◆ Records provided ◆
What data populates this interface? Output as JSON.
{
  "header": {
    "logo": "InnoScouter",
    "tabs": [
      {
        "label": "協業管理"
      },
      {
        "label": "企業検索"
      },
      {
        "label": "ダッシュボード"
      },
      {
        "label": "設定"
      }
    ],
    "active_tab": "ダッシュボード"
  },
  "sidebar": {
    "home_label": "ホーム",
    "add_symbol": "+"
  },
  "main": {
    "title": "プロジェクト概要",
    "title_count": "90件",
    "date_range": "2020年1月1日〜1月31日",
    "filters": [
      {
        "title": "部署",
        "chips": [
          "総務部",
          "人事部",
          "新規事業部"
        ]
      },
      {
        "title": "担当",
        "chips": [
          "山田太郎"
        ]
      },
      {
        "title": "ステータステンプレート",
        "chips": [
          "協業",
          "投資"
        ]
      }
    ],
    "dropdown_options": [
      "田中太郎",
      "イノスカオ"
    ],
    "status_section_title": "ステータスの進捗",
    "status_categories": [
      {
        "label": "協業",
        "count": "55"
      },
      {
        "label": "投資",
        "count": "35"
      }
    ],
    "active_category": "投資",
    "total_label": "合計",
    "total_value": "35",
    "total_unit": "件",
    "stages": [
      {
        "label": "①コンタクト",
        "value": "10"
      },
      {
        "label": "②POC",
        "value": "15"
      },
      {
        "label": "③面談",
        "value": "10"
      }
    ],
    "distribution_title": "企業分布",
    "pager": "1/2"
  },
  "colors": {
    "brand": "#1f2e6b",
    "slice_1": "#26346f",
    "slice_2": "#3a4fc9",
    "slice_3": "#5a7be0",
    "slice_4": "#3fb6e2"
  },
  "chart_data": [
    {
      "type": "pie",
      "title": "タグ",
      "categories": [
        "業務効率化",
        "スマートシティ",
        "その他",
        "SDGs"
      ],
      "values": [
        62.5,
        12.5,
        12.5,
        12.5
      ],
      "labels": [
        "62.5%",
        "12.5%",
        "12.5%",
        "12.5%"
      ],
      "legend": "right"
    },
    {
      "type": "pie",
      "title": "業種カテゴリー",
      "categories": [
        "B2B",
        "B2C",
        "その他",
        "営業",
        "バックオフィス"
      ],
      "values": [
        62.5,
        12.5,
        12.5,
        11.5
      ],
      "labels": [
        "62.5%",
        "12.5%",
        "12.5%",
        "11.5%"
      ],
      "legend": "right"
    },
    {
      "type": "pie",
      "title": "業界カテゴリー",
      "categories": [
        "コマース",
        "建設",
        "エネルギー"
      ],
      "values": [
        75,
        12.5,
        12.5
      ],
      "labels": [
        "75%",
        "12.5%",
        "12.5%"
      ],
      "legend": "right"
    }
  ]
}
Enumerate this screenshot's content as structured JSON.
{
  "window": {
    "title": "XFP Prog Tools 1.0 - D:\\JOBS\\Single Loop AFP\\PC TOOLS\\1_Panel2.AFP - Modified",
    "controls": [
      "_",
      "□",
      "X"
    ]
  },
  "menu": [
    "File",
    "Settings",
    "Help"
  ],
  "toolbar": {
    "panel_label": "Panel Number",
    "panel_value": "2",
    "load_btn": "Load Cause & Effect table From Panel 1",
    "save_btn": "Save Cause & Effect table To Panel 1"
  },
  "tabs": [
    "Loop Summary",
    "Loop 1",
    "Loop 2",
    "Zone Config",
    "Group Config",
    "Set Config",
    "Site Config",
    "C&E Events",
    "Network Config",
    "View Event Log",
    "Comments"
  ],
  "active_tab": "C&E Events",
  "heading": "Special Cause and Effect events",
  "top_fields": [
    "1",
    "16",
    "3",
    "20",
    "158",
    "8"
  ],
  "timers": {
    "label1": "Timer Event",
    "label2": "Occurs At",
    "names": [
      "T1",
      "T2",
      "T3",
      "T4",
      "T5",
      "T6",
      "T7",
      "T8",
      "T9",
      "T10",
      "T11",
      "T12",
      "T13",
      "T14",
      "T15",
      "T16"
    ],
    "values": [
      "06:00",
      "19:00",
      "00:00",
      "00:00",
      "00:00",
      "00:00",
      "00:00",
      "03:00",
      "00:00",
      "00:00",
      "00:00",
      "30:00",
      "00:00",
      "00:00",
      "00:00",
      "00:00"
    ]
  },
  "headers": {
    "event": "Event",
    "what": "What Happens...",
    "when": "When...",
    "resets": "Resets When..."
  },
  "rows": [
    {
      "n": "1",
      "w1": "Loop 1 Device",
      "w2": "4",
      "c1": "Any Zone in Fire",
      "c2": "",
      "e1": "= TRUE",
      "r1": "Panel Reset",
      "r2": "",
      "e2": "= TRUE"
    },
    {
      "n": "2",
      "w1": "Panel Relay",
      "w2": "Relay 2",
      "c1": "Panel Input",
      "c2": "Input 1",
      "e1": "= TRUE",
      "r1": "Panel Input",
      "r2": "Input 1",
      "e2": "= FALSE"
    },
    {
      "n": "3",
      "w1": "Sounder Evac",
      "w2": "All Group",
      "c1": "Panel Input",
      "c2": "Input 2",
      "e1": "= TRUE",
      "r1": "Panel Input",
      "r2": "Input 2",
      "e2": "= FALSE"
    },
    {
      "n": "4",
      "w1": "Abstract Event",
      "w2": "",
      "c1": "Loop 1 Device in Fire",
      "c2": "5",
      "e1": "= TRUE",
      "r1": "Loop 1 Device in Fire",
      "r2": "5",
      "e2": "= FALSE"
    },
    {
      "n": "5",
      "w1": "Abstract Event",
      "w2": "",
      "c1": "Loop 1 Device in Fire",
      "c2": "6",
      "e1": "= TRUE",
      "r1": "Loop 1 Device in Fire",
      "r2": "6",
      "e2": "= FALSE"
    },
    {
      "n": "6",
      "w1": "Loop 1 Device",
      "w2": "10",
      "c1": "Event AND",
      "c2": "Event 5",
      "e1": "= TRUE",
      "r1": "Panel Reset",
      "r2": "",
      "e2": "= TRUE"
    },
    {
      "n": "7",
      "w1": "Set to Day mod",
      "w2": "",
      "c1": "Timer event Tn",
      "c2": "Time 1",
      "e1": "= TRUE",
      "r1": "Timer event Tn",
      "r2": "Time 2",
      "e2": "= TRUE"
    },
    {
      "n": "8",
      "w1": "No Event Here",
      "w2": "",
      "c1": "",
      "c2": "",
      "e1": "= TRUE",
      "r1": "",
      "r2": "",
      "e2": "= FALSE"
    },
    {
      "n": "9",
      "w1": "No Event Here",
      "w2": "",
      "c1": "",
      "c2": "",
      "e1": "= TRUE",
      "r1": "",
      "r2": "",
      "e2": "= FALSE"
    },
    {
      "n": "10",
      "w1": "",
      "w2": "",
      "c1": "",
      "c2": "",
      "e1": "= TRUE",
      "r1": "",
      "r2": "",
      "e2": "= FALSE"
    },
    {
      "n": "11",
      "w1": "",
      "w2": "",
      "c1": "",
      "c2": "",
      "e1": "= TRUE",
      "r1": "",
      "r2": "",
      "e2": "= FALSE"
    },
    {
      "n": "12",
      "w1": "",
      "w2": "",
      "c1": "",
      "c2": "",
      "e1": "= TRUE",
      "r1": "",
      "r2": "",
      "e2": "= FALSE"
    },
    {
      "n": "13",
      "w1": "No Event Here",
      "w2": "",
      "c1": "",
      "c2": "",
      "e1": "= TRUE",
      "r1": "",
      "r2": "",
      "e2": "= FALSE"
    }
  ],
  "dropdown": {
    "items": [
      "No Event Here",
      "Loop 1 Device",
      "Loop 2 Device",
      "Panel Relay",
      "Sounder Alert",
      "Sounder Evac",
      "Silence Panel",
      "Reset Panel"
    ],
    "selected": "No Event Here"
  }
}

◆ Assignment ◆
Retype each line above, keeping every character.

◆ Response ◆
What data populates this interface? Output as JSON.
{
  "header": {
    "logo": "InnoScouter",
    "tabs": [
      {
        "label": "協業管理"
      },
      {
        "label": "企業検索"
      },
      {
        "label": "ダッシュボード"
      },
      {
        "label": "設定"
      }
    ],
    "active_tab": "ダッシュボード"
  },
  "sidebar": {
    "home_label": "ホーム",
    "add_symbol": "+"
  },
  "main": {
    "title": "プロジェクト概要",
    "title_count": "90件",
    "date_range": "2020年1月1日〜1月31日",
    "filters": [
      {
        "title": "部署",
        "chips": [
          "総務部",
          "人事部",
          "新規事業部"
        ]
      },
      {
        "title": "担当",
        "chips": [
          "山田太郎"
        ]
      },
      {
        "title": "ステータステンプレート",
        "chips": [
          "協業",
          "投資"
        ]
      }
    ],
    "dropdown_options": [
      "田中太郎",
      "イノスカオ"
    ],
    "status_section_title": "ステータスの進捗",
    "status_categories": [
      {
        "label": "協業",
        "count": "55"
      },
      {
        "label": "投資",
        "count": "35"
      }
    ],
    "active_category": "投資",
    "total_label": "合計",
    "total_value": "35",
    "total_unit": "件",
    "stages": [
      {
        "label": "①コンタクト",
        "value": "10"
      },
      {
        "label": "②POC",
        "value": "15"
      },
      {
        "label": "③面談",
        "value": "10"
      }
    ],
    "distribution_title": "企業分布",
    "pager": "1/2"
  },
  "colors": {
    "brand": "#1f2e6b",
    "slice_1": "#26346f",
    "slice_2": "#3a4fc9",
    "slice_3": "#5a7be0",
    "slice_4": "#3fb6e2"
  },
  "chart_data": [
    {
      "type": "pie",
      "title": "タグ",
      "categories": [
        "業務効率化",
        "スマートシティ",
        "その他",
        "SDGs"
      ],
      "values": [
        62.5,
        12.5,
        12.5,
        12.5
      ],
      "labels": [
        "62.5%",
        "12.5%",
        "12.5%",
        "12.5%"
      ],
      "legend": "right"
    },
    {
      "type": "pie",
      "title": "業種カテゴリー",
      "categories": [
        "B2B",
        "B2C",
        "その他",
        "営業",
        "バックオフィス"
      ],
      "values": [
        62.5,
        12.5,
        12.5,
        11.5
      ],
      "labels": [
        "62.5%",
        "12.5%",
        "12.5%",
        "11.5%"
      ],
      "legend": "right"
    },
    {
      "type": "pie",
      "title": "業界カテゴリー",
      "categories": [
        "コマース",
        "建設",
        "エネルギー"
      ],
      "values": [
        75,
        12.5,
        12.5
      ],
      "labels": [
        "75%",
        "12.5%",
        "12.5%"
      ],
      "legend": "right"
    }
  ]
}
Enumerate this screenshot's content as structured JSON.
{
  "window": {
    "title": "XFP Prog Tools 1.0 - D:\\JOBS\\Single Loop AFP\\PC TOOLS\\1_Panel2.AFP - Modified",
    "controls": [
      "_",
      "□",
      "X"
    ]
  },
  "menu": [
    "File",
    "Settings",
    "Help"
  ],
  "toolbar": {
    "panel_label": "Panel Number",
    "panel_value": "2",
    "load_btn": "Load Cause & Effect table From Panel 1",
    "save_btn": "Save Cause & Effect table To Panel 1"
  },
  "tabs": [
    "Loop Summary",
    "Loop 1",
    "Loop 2",
    "Zone Config",
    "Group Config",
    "Set Config",
    "Site Config",
    "C&E Events",
    "Network Config",
    "View Event Log",
    "Comments"
  ],
  "active_tab": "C&E Events",
  "heading": "Special Cause and Effect events",
  "top_fields": [
    "1",
    "16",
    "3",
    "20",
    "158",
    "8"
  ],
  "timers": {
    "label1": "Timer Event",
    "label2": "Occurs At",
    "names": [
      "T1",
      "T2",
      "T3",
      "T4",
      "T5",
      "T6",
      "T7",
      "T8",
      "T9",
      "T10",
      "T11",
      "T12",
      "T13",
      "T14",
      "T15",
      "T16"
    ],
    "values": [
      "06:00",
      "19:00",
      "00:00",
      "00:00",
      "00:00",
      "00:00",
      "00:00",
      "03:00",
      "00:00",
      "00:00",
      "00:00",
      "30:00",
      "00:00",
      "00:00",
      "00:00",
      "00:00"
    ]
  },
  "headers": {
    "event": "Event",
    "what": "What Happens...",
    "when": "When...",
    "resets": "Resets When..."
  },
  "rows": [
    {
      "n": "1",
      "w1": "Loop 1 Device",
      "w2": "4",
      "c1": "Any Zone in Fire",
      "c2": "",
      "e1": "= TRUE",
      "r1": "Panel Reset",
      "r2": "",
      "e2": "= TRUE"
    },
    {
      "n": "2",
      "w1": "Panel Relay",
      "w2": "Relay 2",
      "c1": "Panel Input",
      "c2": "Input 1",
      "e1": "= TRUE",
      "r1": "Panel Input",
      "r2": "Input 1",
      "e2": "= FALSE"
    },
    {
      "n": "3",
      "w1": "Sounder Evac",
      "w2": "All Group",
      "c1": "Panel Input",
      "c2": "Input 2",
      "e1": "= TRUE",
      "r1": "Panel Input",
      "r2": "Input 2",
      "e2": "= FALSE"
    },
    {
      "n": "4",
      "w1": "Abstract Event",
      "w2": "",
      "c1": "Loop 1 Device in Fire",
      "c2": "5",
      "e1": "= TRUE",
      "r1": "Loop 1 Device in Fire",
      "r2": "5",
      "e2": "= FALSE"
    },
    {
      "n": "5",
      "w1": "Abstract Event",
      "w2": "",
      "c1": "Loop 1 Device in Fire",
      "c2": "6",
      "e1": "= TRUE",
      "r1": "Loop 1 Device in Fire",
      "r2": "6",
      "e2": "= FALSE"
    },
    {
      "n": "6",
      "w1": "Loop 1 Device",
      "w2": "10",
      "c1": "Event AND",
      "c2": "Event 5",
      "e1": "= TRUE",
      "r1": "Panel Reset",
      "r2": "",
      "e2": "= TRUE"
    },
    {
      "n": "7",
      "w1": "Set to Day mod",
      "w2": "",
      "c1": "Timer event Tn",
      "c2": "Time 1",
      "e1": "= TRUE",
      "r1": "Timer event Tn",
      "r2": "Time 2",
      "e2": "= TRUE"
    },
    {
      "n": "8",
      "w1": "No Event Here",
      "w2": "",
      "c1": "",
      "c2": "",
      "e1": "= TRUE",
      "r1": "",
      "r2": "",
      "e2": "= FALSE"
    },
    {
      "n": "9",
      "w1": "No Event Here",
      "w2": "",
      "c1": "",
      "c2": "",
      "e1": "= TRUE",
      "r1": "",
      "r2": "",
      "e2": "= FALSE"
    },
    {
      "n": "10",
      "w1": "",
      "w2": "",
      "c1": "",
      "c2": "",
      "e1": "= TRUE",
      "r1": "",
      "r2": "",
      "e2": "= FALSE"
    },
    {
      "n": "11",
      "w1": "",
      "w2": "",
      "c1": "",
      "c2": "",
      "e1": "= TRUE",
      "r1": "",
      "r2": "",
      "e2": "= FALSE"
    },
    {
      "n": "12",
      "w1": "",
      "w2": "",
      "c1": "",
      "c2": "",
      "e1": "= TRUE",
      "r1": "",
      "r2": "",
      "e2": "= FALSE"
    },
    {
      "n": "13",
      "w1": "No Event Here",
      "w2": "",
      "c1": "",
      "c2": "",
      "e1": "= TRUE",
      "r1": "",
      "r2": "",
      "e2": "= FALSE"
    }
  ],
  "dropdown": {
    "items": [
      "No Event Here",
      "Loop 1 Device",
      "Loop 2 Device",
      "Panel Relay",
      "Sounder Alert",
      "Sounder Evac",
      "Silence Panel",
      "Reset Panel"
    ],
    "selected": "No Event Here"
  }
}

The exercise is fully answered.